Overall, I had a tremendous experience in both the lab and on the streets of Paris. I can’t thank the National Science Foundation enough for providing me with the financial support for doing research in Paris as well as the University of Michigan for setting up the various lab experiences for the 13 students that took part in this opportunity. I am also extremely grateful for all of the professors in the NMU physics department who have helped me thus far in my physics career. I look forward to the many opportunities that I will now have in the future to share my research with others at student undergraduate conferences.
Erik Wisuri Interns at NASA
NMU Physics major, Erik Wisuri, interned this summer at NASA Goddard Space Flight Center's Wallops Flight Facility. At NASA, he worked with a scientist to develop software that can create new mathematical models for ocean microbial ecosystems using genetic algorithms.
Erik Wisuri describes his internship experience:

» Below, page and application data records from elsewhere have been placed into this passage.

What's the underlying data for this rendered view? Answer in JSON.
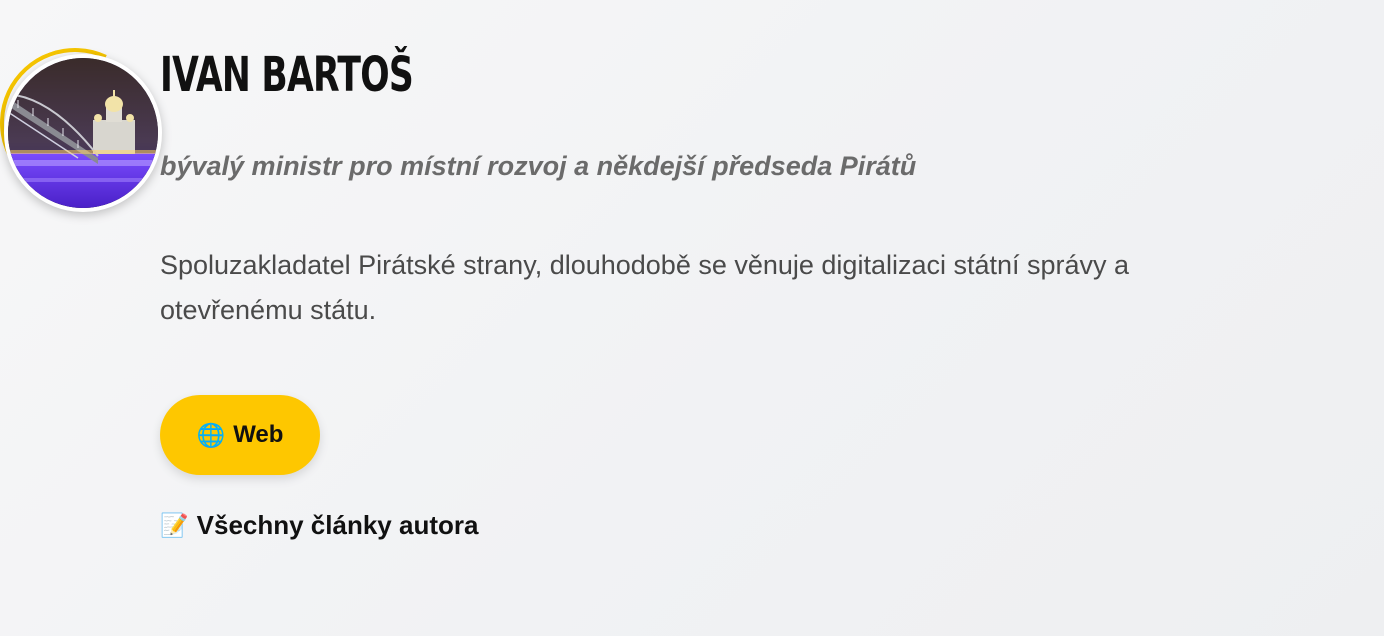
{
  "author": {
    "name": "IVAN BARTOŠ",
    "role": "bývalý ministr pro místní rozvoj a někdejší předseda Pirátů",
    "bio": "Spoluzakladatel Pirátské strany, dlouhodobě se věnuje digitalizaci státní správy a otevřenému státu.",
    "avatar_alt": "avatar"
  },
  "links": {
    "web": {
      "icon": "🌐",
      "icon_name": "globe-icon",
      "label": "Web"
    },
    "all_articles": {
      "icon": "📝",
      "icon_name": "memo-icon",
      "label": "Všechny články autora"
    }
  },
  "colors": {
    "accent": "#fec700",
    "name": "#111111",
    "role": "#6b6b6b",
    "bio": "#4a4a4a"
  }
}
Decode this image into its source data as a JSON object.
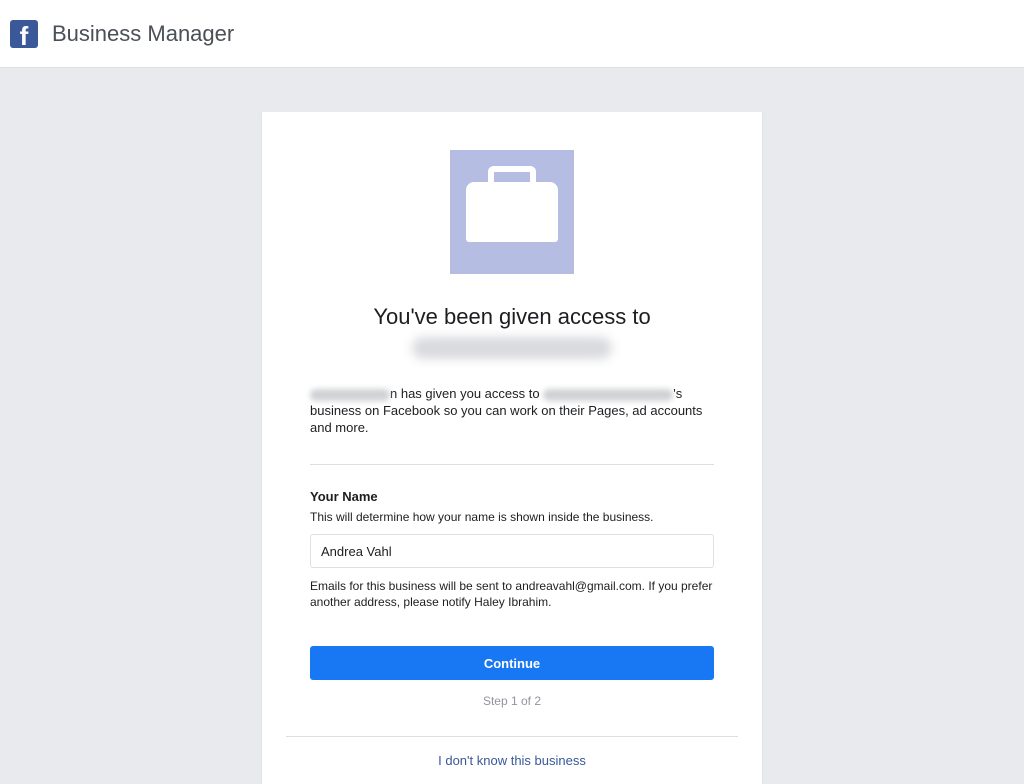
{
  "header": {
    "title": "Business Manager"
  },
  "card": {
    "heading_line1": "You've been given access to",
    "desc_part1": "n",
    "desc_part2": " has given you access to ",
    "desc_part3": "'s business on Facebook so you can work on their Pages, ad accounts and more.",
    "name_label": "Your Name",
    "name_hint": "This will determine how your name is shown inside the business.",
    "name_value": "Andrea Vahl",
    "email_note": "Emails for this business will be sent to andreavahl@gmail.com. If you prefer another address, please notify Haley Ibrahim.",
    "continue_label": "Continue",
    "step_label": "Step 1 of 2",
    "unknown_link": "I don't know this business"
  }
}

I was an intern for 10 weeks at NASA Goddard Space Flight Center's Wallops Flight Facility. One other intern, Dave Coulter from Portland Community College, and I were working with Dr. John Moisan, who is a scientist at the Wallops Field Support Office. Dr. Moisan's research goal is to develop software that can create new mathematical models for ocean microbial ecosystems using genetic algorithms. Our task was to take existing mathematical models and convert them to the structure Dr. Moisan would be using in his program, and verify that the conversion was successful. To support this process, Dave and I developed a program that can take any converted model, simulate it over time using Runge-Kutta numerical analysis, and generate several different data files and graphs. At the end of my internship we had successfully converted three models and were in the process of debugging a fourth, which was the last (and most complex) model remaining. I also managed to come up with a different data structure for the converted models that allowed model simulation to run 60 times faster.
Kitt Peak National Observatory Internship
Senior physics major, Amelia Shirtz, was selected to work as an undergraduate research assistant this summer at Kitt Peak National Observatory. Shirtz's research assistant position was offered through the NSF-Funded Research Experience for Undergraduates (REU) Program.
Amelia Shirtz, (Amelia is pictured sixth from the left) was selected to work as an undergraduate research assistant at Kitt Peak National Observatory. The objective of this research experience for undergraduates was to work closely with a National Optical Astronomy Observatory (NOAO) scientist on a research project at the forefront of contemporary astrophysics and to gain experience in astronomical data reduction and analysis. Shirtz's research assistant position was offered through the NSF-Funded Research Experience for Undergraduates (REU) Program.
When asked about her experience, Shirtz said, "I worked with LSST (Large Synoptic Survey Telescope) scientists on learning how to process and analyze optical data for the whole sky. This meant learning how to use a Mac computer and a variety of different computer languages and programs that had either astronomical uses or that were for astronomical data analysis."
Argonne Student Research Presentation
Three physics students presented at the 2012 Argonne Conference. Elizabeth Butler and Arika Egan presented on techniques used in astronomical photography. Amelia Shirtz presented on creating an infrastructure for LSST all-sky camera site data.
Student Research Paper Published
A 2012 NMU graduate and physics major, Alexandra Fittante, has published a research paper in an international Nuclear and Particle Physics journal with Dr. Neil Russell of the Physics Department. Ms. Fittante worked on this project, which involved a variety of calculations to find limits on coefficients relevant for space-time symmetries, during her senior year.